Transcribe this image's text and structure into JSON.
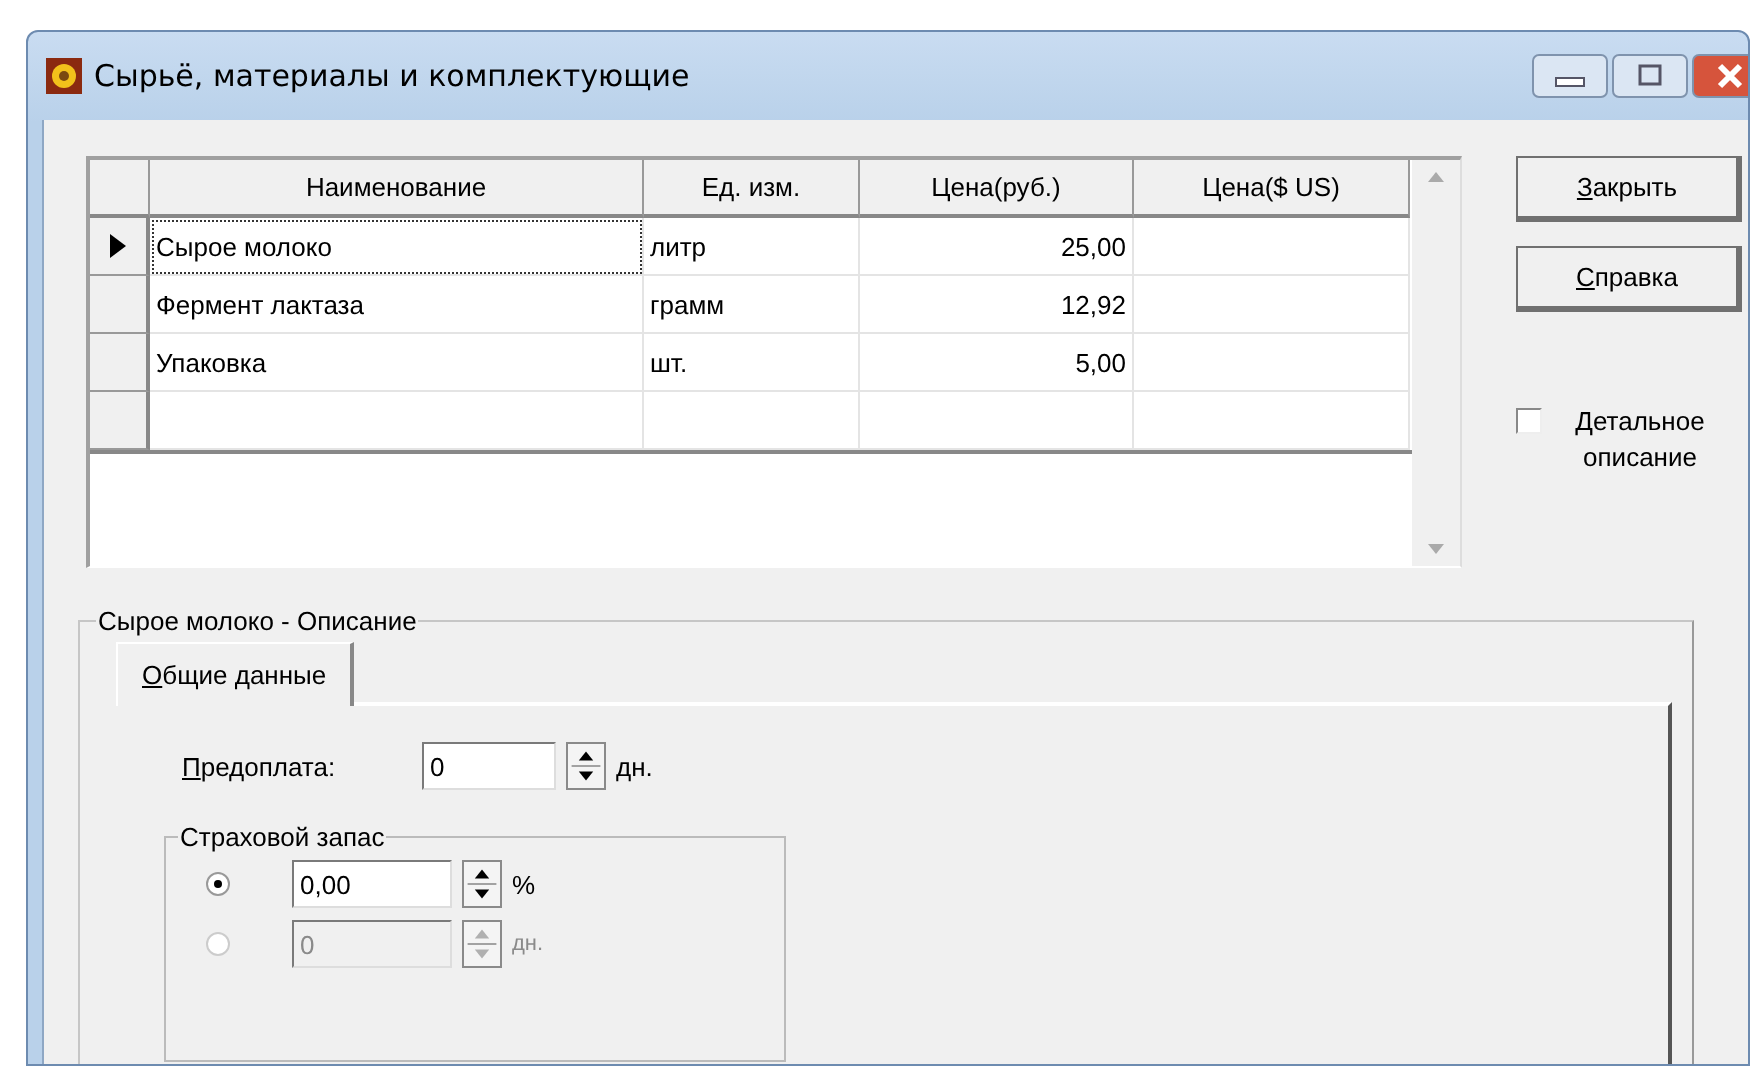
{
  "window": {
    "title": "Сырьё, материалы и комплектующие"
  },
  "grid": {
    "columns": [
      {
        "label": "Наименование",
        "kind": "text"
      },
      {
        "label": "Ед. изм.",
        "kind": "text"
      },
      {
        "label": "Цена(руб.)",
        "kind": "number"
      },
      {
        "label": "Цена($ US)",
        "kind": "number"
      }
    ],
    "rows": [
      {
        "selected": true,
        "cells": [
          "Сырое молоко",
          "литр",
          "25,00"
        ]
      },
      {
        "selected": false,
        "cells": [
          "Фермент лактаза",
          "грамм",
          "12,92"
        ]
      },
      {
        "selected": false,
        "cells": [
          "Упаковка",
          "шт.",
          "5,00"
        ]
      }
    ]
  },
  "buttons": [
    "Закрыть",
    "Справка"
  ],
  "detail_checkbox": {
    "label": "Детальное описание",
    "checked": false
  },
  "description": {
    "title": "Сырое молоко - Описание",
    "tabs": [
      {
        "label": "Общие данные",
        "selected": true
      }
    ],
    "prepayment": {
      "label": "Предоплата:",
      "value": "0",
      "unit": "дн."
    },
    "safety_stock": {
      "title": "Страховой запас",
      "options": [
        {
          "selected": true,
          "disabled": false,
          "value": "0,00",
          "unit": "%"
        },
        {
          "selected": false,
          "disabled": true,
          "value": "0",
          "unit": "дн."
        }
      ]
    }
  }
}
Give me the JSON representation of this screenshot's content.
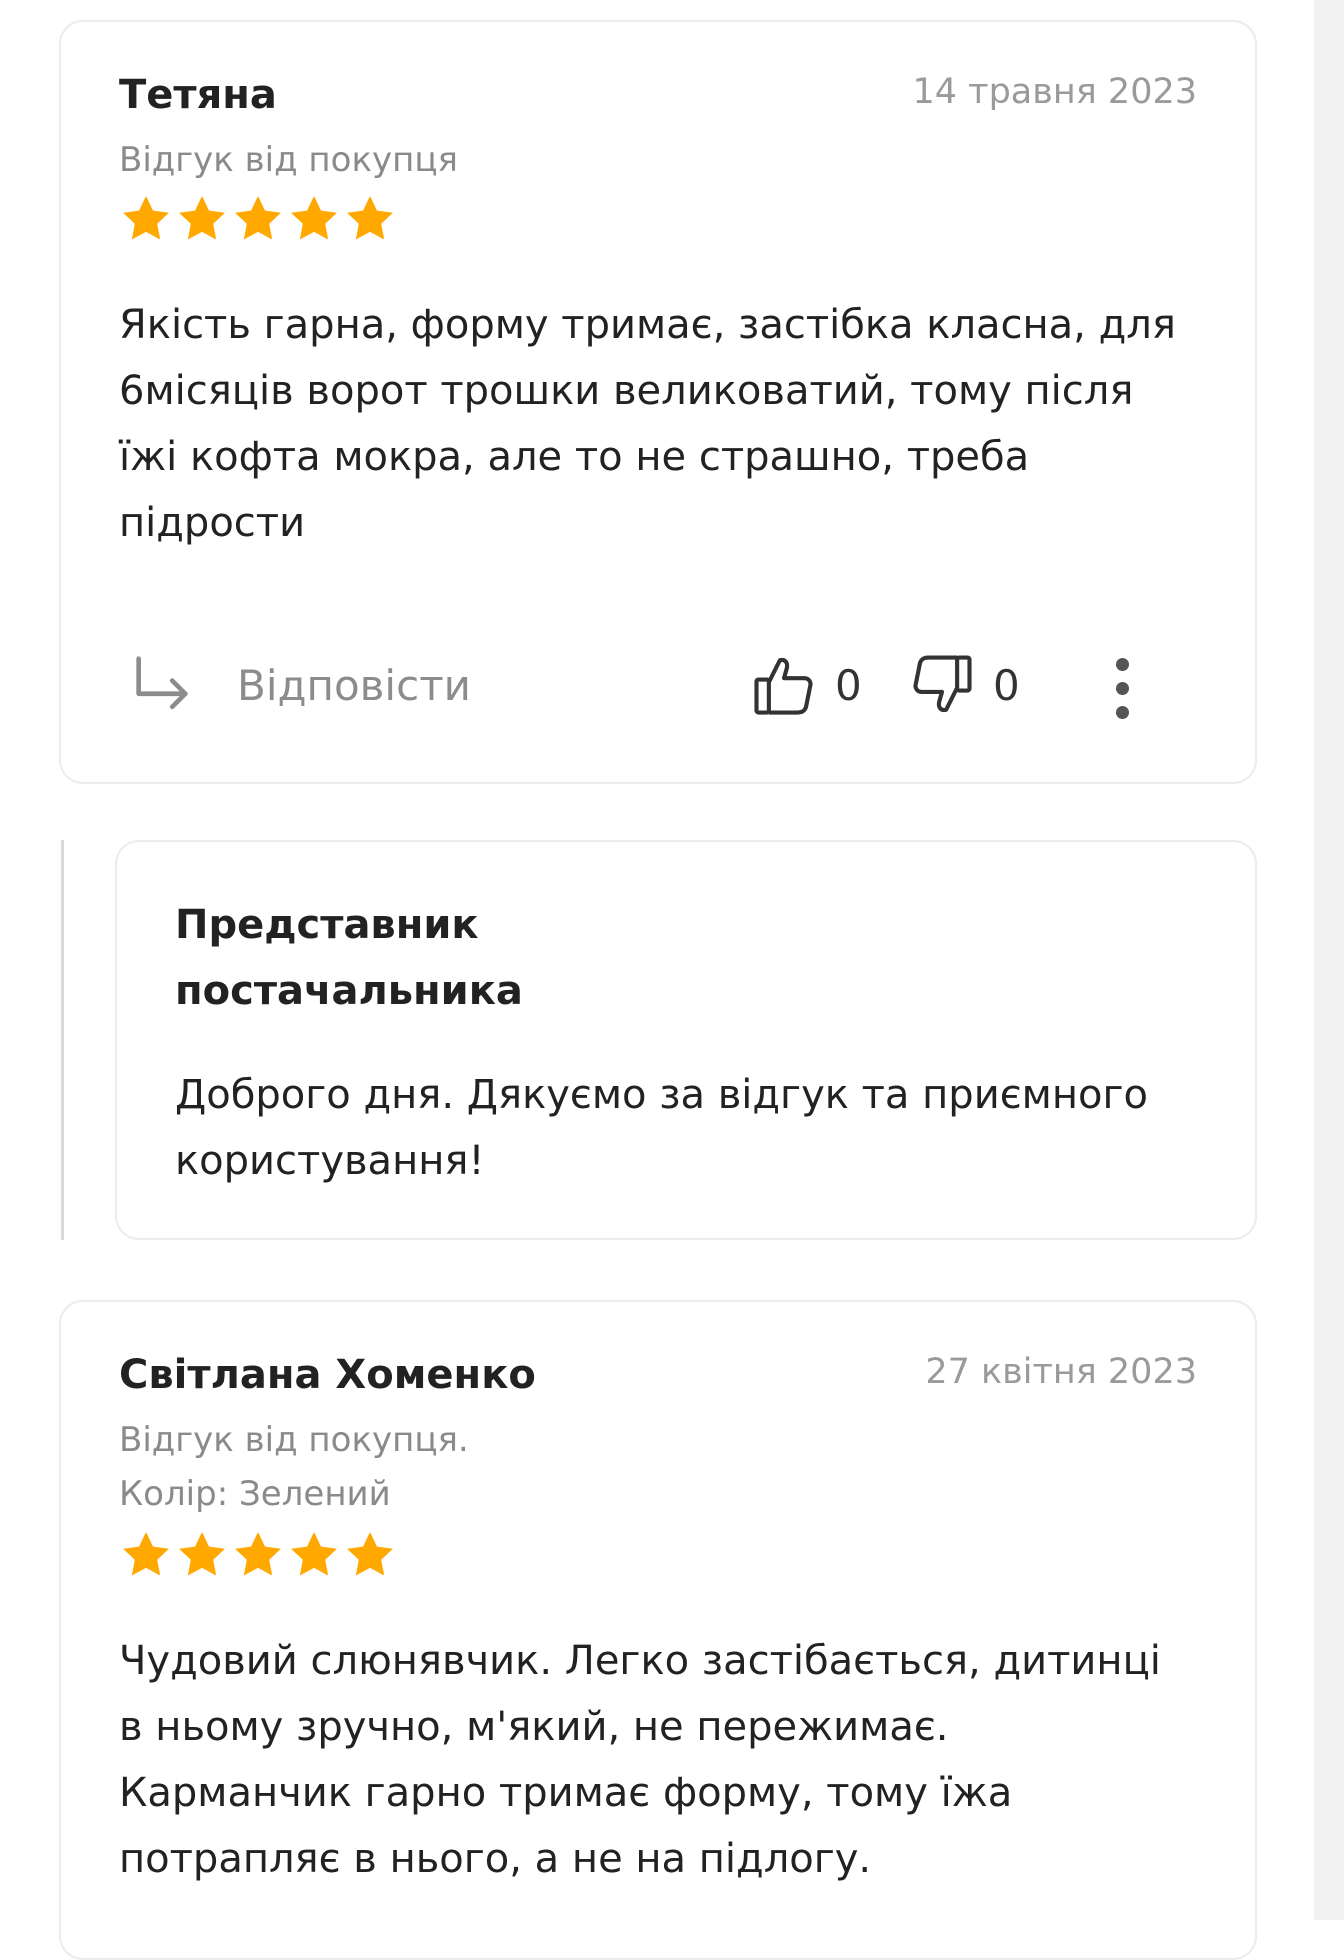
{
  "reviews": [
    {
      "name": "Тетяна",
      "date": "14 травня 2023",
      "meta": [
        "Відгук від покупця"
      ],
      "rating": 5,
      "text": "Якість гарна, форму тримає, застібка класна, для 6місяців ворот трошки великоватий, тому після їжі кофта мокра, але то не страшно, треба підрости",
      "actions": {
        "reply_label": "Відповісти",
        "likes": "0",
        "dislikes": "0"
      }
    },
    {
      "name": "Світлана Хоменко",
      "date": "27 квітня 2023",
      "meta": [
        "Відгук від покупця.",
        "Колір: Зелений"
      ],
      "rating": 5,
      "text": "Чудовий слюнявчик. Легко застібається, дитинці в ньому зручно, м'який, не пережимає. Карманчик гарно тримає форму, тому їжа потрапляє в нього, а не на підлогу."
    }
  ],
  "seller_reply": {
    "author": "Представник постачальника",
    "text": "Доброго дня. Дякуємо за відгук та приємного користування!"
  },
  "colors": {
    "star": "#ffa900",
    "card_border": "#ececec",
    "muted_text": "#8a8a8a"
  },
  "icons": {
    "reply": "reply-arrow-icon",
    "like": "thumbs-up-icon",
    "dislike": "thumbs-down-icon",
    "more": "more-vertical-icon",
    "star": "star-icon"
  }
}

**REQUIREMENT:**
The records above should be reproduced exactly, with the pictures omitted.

**YOUR RESPONSE:**
Transcribe this image's text and structure into JSON.
{
  "window": {
    "title": "Сырьё, материалы и комплектующие"
  },
  "grid": {
    "columns": [
      {
        "label": "Наименование",
        "kind": "text"
      },
      {
        "label": "Ед. изм.",
        "kind": "text"
      },
      {
        "label": "Цена(руб.)",
        "kind": "number"
      },
      {
        "label": "Цена($ US)",
        "kind": "number"
      }
    ],
    "rows": [
      {
        "selected": true,
        "cells": [
          "Сырое молоко",
          "литр",
          "25,00"
        ]
      },
      {
        "selected": false,
        "cells": [
          "Фермент лактаза",
          "грамм",
          "12,92"
        ]
      },
      {
        "selected": false,
        "cells": [
          "Упаковка",
          "шт.",
          "5,00"
        ]
      }
    ]
  },
  "buttons": [
    "Закрыть",
    "Справка"
  ],
  "detail_checkbox": {
    "label": "Детальное описание",
    "checked": false
  },
  "description": {
    "title": "Сырое молоко - Описание",
    "tabs": [
      {
        "label": "Общие данные",
        "selected": true
      }
    ],
    "prepayment": {
      "label": "Предоплата:",
      "value": "0",
      "unit": "дн."
    },
    "safety_stock": {
      "title": "Страховой запас",
      "options": [
        {
          "selected": true,
          "disabled": false,
          "value": "0,00",
          "unit": "%"
        },
        {
          "selected": false,
          "disabled": true,
          "value": "0",
          "unit": "дн."
        }
      ]
    }
  }
}
Give me the JSON representation of this screenshot's content.
{
  "reviews": [
    {
      "name": "Тетяна",
      "date": "14 травня 2023",
      "meta": [
        "Відгук від покупця"
      ],
      "rating": 5,
      "text": "Якість гарна, форму тримає, застібка класна, для 6місяців ворот трошки великоватий, тому після їжі кофта мокра, але то не страшно, треба підрости",
      "actions": {
        "reply_label": "Відповісти",
        "likes": "0",
        "dislikes": "0"
      }
    },
    {
      "name": "Світлана Хоменко",
      "date": "27 квітня 2023",
      "meta": [
        "Відгук від покупця.",
        "Колір: Зелений"
      ],
      "rating": 5,
      "text": "Чудовий слюнявчик. Легко застібається, дитинці в ньому зручно, м'який, не пережимає. Карманчик гарно тримає форму, тому їжа потрапляє в нього, а не на підлогу."
    }
  ],
  "seller_reply": {
    "author": "Представник постачальника",
    "text": "Доброго дня. Дякуємо за відгук та приємного користування!"
  },
  "colors": {
    "star": "#ffa900",
    "card_border": "#ececec",
    "muted_text": "#8a8a8a"
  },
  "icons": {
    "reply": "reply-arrow-icon",
    "like": "thumbs-up-icon",
    "dislike": "thumbs-down-icon",
    "more": "more-vertical-icon",
    "star": "star-icon"
  }
}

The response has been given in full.